About 15 volunteers met at The Showroom in Danville to bring lunches to an extended list of responders. That list included emergency medical services (EMS) workers, police and fire departments, the Boyle County Detention Center, the Boyle County Health department and Community Based Services, front line social workers and family services. They also delivered to the Salvation Army for the first time.

Kathy Miles, coordinator for ASAP, said, “We decided to do this because we were just hearing that our first responders were exhausted from all the extra pressures from drug issues and the pandemic.”

Hope Network, a faith-based non-profit, and ASAP split the cost of this event. They started the lunch event five years ago but could not have it last year due to COVID-19. Before the pandemic, they held it in-person at The Showroom with many volunteers and first responders. Miles said first responders loved the opportunity to talk with people from other departments.

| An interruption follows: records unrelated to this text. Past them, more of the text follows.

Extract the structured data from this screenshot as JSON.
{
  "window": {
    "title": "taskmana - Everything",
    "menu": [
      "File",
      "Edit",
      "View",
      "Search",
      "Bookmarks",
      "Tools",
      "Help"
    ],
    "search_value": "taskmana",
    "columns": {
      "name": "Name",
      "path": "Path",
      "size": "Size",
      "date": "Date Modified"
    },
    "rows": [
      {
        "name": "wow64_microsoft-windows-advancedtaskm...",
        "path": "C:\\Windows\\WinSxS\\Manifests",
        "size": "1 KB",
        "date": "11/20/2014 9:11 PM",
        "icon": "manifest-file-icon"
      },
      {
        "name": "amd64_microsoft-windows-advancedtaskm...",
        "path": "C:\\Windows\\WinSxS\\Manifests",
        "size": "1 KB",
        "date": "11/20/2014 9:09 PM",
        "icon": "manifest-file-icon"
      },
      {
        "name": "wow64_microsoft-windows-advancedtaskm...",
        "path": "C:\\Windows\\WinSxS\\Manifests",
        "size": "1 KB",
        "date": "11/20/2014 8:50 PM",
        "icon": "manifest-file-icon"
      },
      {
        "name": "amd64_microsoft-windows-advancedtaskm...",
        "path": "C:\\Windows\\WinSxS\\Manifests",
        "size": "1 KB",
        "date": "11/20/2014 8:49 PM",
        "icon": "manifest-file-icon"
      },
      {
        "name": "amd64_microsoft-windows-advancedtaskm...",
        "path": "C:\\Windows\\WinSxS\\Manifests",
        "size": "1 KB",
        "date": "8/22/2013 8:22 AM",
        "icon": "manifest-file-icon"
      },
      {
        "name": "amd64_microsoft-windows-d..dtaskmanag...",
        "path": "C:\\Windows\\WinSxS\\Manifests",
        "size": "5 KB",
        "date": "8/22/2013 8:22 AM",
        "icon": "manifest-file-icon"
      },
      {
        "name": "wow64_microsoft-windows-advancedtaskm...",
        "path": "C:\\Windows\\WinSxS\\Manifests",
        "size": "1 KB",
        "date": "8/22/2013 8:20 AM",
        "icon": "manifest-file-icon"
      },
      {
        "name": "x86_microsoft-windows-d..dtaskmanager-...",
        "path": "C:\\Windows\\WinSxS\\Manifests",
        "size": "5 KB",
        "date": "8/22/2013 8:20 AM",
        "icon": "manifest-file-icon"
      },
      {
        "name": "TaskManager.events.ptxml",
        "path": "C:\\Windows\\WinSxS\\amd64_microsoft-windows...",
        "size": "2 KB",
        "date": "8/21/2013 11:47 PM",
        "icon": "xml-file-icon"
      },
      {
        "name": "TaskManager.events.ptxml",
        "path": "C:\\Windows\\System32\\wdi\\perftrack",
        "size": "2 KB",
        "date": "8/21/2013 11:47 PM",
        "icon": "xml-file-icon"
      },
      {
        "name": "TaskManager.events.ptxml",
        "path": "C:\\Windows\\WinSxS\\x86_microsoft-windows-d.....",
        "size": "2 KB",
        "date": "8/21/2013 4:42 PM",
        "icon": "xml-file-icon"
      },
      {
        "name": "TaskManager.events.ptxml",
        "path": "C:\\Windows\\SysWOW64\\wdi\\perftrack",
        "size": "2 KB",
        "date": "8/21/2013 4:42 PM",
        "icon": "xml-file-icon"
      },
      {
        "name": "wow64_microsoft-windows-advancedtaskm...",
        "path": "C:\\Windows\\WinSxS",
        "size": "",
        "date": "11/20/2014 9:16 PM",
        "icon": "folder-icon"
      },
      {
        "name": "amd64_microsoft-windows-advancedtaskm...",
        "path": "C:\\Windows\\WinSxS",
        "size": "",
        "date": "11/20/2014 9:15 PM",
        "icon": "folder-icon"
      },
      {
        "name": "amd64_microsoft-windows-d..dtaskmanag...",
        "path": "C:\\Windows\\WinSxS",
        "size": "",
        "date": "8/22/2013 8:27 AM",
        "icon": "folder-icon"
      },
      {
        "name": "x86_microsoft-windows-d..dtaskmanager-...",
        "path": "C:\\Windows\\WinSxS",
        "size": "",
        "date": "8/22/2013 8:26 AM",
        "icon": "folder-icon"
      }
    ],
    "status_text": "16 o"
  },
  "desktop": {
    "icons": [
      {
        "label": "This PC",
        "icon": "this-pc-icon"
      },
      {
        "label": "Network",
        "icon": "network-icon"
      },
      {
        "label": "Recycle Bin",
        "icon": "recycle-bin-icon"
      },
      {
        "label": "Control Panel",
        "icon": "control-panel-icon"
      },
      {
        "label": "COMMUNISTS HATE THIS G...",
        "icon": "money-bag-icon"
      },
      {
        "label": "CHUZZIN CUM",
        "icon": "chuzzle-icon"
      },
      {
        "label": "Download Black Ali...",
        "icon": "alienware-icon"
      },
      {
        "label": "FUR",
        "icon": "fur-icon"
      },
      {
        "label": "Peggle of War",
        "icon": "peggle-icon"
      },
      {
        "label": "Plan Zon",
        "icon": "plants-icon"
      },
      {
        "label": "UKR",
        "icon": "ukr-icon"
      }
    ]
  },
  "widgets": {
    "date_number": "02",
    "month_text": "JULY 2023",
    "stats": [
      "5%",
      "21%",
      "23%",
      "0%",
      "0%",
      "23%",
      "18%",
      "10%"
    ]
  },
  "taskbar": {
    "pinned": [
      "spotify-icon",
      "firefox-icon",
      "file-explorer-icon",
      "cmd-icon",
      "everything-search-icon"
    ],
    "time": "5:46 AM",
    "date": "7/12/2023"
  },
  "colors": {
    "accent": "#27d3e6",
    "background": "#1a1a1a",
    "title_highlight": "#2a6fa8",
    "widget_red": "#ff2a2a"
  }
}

“Often they would tell us they never get to talk to each other,” Miles said. “Police will say they never have a chance to sit down and talk to EMS except when they’re in an emergency.”

Miles is looking forward to having the event in-person next year.